Component data from apps and pages:
_ _ _ _
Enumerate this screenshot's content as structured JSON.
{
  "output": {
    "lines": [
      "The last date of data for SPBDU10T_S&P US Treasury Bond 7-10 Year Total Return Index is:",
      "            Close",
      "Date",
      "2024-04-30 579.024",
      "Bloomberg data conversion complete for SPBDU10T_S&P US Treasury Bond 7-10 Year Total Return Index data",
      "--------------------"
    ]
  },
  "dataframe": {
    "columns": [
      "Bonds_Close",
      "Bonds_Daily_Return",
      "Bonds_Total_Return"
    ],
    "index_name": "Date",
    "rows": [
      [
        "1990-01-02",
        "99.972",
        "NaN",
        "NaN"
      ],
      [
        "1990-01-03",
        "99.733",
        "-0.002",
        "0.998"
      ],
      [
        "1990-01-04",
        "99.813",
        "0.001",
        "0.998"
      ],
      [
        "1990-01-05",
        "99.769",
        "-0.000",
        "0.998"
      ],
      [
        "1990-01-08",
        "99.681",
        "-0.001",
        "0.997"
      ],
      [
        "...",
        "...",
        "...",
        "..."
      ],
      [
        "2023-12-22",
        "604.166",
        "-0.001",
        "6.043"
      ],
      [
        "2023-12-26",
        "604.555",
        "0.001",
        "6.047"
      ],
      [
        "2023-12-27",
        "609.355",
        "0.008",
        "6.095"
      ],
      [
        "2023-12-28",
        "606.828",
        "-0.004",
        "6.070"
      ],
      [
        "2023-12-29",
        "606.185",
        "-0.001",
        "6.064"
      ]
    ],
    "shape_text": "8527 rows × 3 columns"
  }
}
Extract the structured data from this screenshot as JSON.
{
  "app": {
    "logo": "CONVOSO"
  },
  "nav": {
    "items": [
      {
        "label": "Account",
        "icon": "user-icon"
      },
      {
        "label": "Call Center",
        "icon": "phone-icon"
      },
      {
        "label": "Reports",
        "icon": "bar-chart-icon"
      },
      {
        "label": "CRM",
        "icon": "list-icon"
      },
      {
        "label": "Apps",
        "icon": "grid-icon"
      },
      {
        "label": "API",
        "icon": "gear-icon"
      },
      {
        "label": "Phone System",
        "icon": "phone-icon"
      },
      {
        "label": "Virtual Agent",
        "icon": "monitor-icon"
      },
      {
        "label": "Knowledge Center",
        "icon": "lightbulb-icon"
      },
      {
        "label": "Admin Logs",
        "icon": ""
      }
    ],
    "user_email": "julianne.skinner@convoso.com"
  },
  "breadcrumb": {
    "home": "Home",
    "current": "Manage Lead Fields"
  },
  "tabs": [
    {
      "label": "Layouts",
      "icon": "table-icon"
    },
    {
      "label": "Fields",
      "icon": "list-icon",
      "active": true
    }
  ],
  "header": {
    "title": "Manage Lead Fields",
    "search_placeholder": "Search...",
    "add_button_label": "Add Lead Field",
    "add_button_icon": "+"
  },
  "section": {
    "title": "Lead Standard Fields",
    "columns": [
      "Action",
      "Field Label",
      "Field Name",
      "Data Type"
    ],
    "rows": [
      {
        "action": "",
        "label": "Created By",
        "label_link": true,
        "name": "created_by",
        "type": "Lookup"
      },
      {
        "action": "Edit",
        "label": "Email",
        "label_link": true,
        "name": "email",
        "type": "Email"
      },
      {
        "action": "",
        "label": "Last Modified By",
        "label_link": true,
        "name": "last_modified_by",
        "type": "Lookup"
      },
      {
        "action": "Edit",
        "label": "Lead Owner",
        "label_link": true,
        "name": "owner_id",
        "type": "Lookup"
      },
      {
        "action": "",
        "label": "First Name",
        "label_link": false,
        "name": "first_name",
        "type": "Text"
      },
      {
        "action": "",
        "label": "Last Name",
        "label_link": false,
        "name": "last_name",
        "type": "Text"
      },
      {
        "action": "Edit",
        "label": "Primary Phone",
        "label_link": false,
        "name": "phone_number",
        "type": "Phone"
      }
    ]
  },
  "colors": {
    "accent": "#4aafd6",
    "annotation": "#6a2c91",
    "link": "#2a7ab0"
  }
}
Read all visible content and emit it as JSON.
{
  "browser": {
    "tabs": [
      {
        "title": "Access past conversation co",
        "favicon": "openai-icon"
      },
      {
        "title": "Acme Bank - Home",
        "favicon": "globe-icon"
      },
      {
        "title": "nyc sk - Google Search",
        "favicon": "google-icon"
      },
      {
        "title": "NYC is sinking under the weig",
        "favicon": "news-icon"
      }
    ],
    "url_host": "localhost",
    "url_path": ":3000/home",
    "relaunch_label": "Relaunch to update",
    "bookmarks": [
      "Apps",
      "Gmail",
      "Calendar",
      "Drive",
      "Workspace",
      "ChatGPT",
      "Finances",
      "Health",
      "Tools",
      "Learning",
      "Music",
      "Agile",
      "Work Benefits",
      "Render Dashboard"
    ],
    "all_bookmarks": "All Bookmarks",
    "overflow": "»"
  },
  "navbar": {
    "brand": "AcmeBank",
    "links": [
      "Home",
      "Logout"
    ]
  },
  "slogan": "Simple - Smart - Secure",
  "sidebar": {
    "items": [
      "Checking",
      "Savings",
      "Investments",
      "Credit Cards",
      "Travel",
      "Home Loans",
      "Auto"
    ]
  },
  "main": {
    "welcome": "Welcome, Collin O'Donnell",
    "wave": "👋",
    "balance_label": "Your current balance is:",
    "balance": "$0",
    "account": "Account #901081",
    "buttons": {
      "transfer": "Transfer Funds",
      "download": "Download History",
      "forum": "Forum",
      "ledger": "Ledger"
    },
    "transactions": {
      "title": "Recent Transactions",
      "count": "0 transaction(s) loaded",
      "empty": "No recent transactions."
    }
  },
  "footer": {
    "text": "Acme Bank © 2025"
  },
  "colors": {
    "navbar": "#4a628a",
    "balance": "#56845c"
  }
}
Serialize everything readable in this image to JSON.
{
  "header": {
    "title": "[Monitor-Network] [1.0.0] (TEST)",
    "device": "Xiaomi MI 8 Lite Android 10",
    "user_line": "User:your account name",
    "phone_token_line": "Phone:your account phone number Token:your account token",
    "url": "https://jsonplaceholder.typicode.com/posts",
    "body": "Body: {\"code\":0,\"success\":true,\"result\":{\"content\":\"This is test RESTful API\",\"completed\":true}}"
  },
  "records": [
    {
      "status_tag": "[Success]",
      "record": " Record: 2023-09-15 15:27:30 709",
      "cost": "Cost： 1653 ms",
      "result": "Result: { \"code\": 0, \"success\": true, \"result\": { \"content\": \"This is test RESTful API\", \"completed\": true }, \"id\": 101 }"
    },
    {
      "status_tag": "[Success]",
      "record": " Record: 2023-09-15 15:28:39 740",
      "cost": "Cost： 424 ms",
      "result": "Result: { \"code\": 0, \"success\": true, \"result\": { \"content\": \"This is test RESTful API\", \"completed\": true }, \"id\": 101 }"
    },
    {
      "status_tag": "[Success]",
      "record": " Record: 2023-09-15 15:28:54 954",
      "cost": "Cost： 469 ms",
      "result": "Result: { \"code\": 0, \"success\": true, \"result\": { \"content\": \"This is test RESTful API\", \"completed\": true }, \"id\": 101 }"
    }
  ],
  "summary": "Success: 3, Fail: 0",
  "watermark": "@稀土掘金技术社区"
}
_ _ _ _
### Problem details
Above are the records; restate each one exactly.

### Result of this exercise
Enumerate this screenshot's content as structured JSON.
{
  "output": {
    "lines": [
      "The last date of data for SPBDU10T_S&P US Treasury Bond 7-10 Year Total Return Index is:",
      "            Close",
      "Date",
      "2024-04-30 579.024",
      "Bloomberg data conversion complete for SPBDU10T_S&P US Treasury Bond 7-10 Year Total Return Index data",
      "--------------------"
    ]
  },
  "dataframe": {
    "columns": [
      "Bonds_Close",
      "Bonds_Daily_Return",
      "Bonds_Total_Return"
    ],
    "index_name": "Date",
    "rows": [
      [
        "1990-01-02",
        "99.972",
        "NaN",
        "NaN"
      ],
      [
        "1990-01-03",
        "99.733",
        "-0.002",
        "0.998"
      ],
      [
        "1990-01-04",
        "99.813",
        "0.001",
        "0.998"
      ],
      [
        "1990-01-05",
        "99.769",
        "-0.000",
        "0.998"
      ],
      [
        "1990-01-08",
        "99.681",
        "-0.001",
        "0.997"
      ],
      [
        "...",
        "...",
        "...",
        "..."
      ],
      [
        "2023-12-22",
        "604.166",
        "-0.001",
        "6.043"
      ],
      [
        "2023-12-26",
        "604.555",
        "0.001",
        "6.047"
      ],
      [
        "2023-12-27",
        "609.355",
        "0.008",
        "6.095"
      ],
      [
        "2023-12-28",
        "606.828",
        "-0.004",
        "6.070"
      ],
      [
        "2023-12-29",
        "606.185",
        "-0.001",
        "6.064"
      ]
    ],
    "shape_text": "8527 rows × 3 columns"
  }
}
Extract the structured data from this screenshot as JSON.
{
  "app": {
    "logo": "CONVOSO"
  },
  "nav": {
    "items": [
      {
        "label": "Account",
        "icon": "user-icon"
      },
      {
        "label": "Call Center",
        "icon": "phone-icon"
      },
      {
        "label": "Reports",
        "icon": "bar-chart-icon"
      },
      {
        "label": "CRM",
        "icon": "list-icon"
      },
      {
        "label": "Apps",
        "icon": "grid-icon"
      },
      {
        "label": "API",
        "icon": "gear-icon"
      },
      {
        "label": "Phone System",
        "icon": "phone-icon"
      },
      {
        "label": "Virtual Agent",
        "icon": "monitor-icon"
      },
      {
        "label": "Knowledge Center",
        "icon": "lightbulb-icon"
      },
      {
        "label": "Admin Logs",
        "icon": ""
      }
    ],
    "user_email": "julianne.skinner@convoso.com"
  },
  "breadcrumb": {
    "home": "Home",
    "current": "Manage Lead Fields"
  },
  "tabs": [
    {
      "label": "Layouts",
      "icon": "table-icon"
    },
    {
      "label": "Fields",
      "icon": "list-icon",
      "active": true
    }
  ],
  "header": {
    "title": "Manage Lead Fields",
    "search_placeholder": "Search...",
    "add_button_label": "Add Lead Field",
    "add_button_icon": "+"
  },
  "section": {
    "title": "Lead Standard Fields",
    "columns": [
      "Action",
      "Field Label",
      "Field Name",
      "Data Type"
    ],
    "rows": [
      {
        "action": "",
        "label": "Created By",
        "label_link": true,
        "name": "created_by",
        "type": "Lookup"
      },
      {
        "action": "Edit",
        "label": "Email",
        "label_link": true,
        "name": "email",
        "type": "Email"
      },
      {
        "action": "",
        "label": "Last Modified By",
        "label_link": true,
        "name": "last_modified_by",
        "type": "Lookup"
      },
      {
        "action": "Edit",
        "label": "Lead Owner",
        "label_link": true,
        "name": "owner_id",
        "type": "Lookup"
      },
      {
        "action": "",
        "label": "First Name",
        "label_link": false,
        "name": "first_name",
        "type": "Text"
      },
      {
        "action": "",
        "label": "Last Name",
        "label_link": false,
        "name": "last_name",
        "type": "Text"
      },
      {
        "action": "Edit",
        "label": "Primary Phone",
        "label_link": false,
        "name": "phone_number",
        "type": "Phone"
      }
    ]
  },
  "colors": {
    "accent": "#4aafd6",
    "annotation": "#6a2c91",
    "link": "#2a7ab0"
  }
}
Read all visible content and emit it as JSON.
{
  "browser": {
    "tabs": [
      {
        "title": "Access past conversation co",
        "favicon": "openai-icon"
      },
      {
        "title": "Acme Bank - Home",
        "favicon": "globe-icon"
      },
      {
        "title": "nyc sk - Google Search",
        "favicon": "google-icon"
      },
      {
        "title": "NYC is sinking under the weig",
        "favicon": "news-icon"
      }
    ],
    "url_host": "localhost",
    "url_path": ":3000/home",
    "relaunch_label": "Relaunch to update",
    "bookmarks": [
      "Apps",
      "Gmail",
      "Calendar",
      "Drive",
      "Workspace",
      "ChatGPT",
      "Finances",
      "Health",
      "Tools",
      "Learning",
      "Music",
      "Agile",
      "Work Benefits",
      "Render Dashboard"
    ],
    "all_bookmarks": "All Bookmarks",
    "overflow": "»"
  },
  "navbar": {
    "brand": "AcmeBank",
    "links": [
      "Home",
      "Logout"
    ]
  },
  "slogan": "Simple - Smart - Secure",
  "sidebar": {
    "items": [
      "Checking",
      "Savings",
      "Investments",
      "Credit Cards",
      "Travel",
      "Home Loans",
      "Auto"
    ]
  },
  "main": {
    "welcome": "Welcome, Collin O'Donnell",
    "wave": "👋",
    "balance_label": "Your current balance is:",
    "balance": "$0",
    "account": "Account #901081",
    "buttons": {
      "transfer": "Transfer Funds",
      "download": "Download History",
      "forum": "Forum",
      "ledger": "Ledger"
    },
    "transactions": {
      "title": "Recent Transactions",
      "count": "0 transaction(s) loaded",
      "empty": "No recent transactions."
    }
  },
  "footer": {
    "text": "Acme Bank © 2025"
  },
  "colors": {
    "navbar": "#4a628a",
    "balance": "#56845c"
  }
}
Serialize everything readable in this image to JSON.
{
  "header": {
    "title": "[Monitor-Network] [1.0.0] (TEST)",
    "device": "Xiaomi MI 8 Lite Android 10",
    "user_line": "User:your account name",
    "phone_token_line": "Phone:your account phone number Token:your account token",
    "url": "https://jsonplaceholder.typicode.com/posts",
    "body": "Body: {\"code\":0,\"success\":true,\"result\":{\"content\":\"This is test RESTful API\",\"completed\":true}}"
  },
  "records": [
    {
      "status_tag": "[Success]",
      "record": " Record: 2023-09-15 15:27:30 709",
      "cost": "Cost： 1653 ms",
      "result": "Result: { \"code\": 0, \"success\": true, \"result\": { \"content\": \"This is test RESTful API\", \"completed\": true }, \"id\": 101 }"
    },
    {
      "status_tag": "[Success]",
      "record": " Record: 2023-09-15 15:28:39 740",
      "cost": "Cost： 424 ms",
      "result": "Result: { \"code\": 0, \"success\": true, \"result\": { \"content\": \"This is test RESTful API\", \"completed\": true }, \"id\": 101 }"
    },
    {
      "status_tag": "[Success]",
      "record": " Record: 2023-09-15 15:28:54 954",
      "cost": "Cost： 469 ms",
      "result": "Result: { \"code\": 0, \"success\": true, \"result\": { \"content\": \"This is test RESTful API\", \"completed\": true }, \"id\": 101 }"
    }
  ],
  "summary": "Success: 3, Fail: 0",
  "watermark": "@稀土掘金技术社区"
}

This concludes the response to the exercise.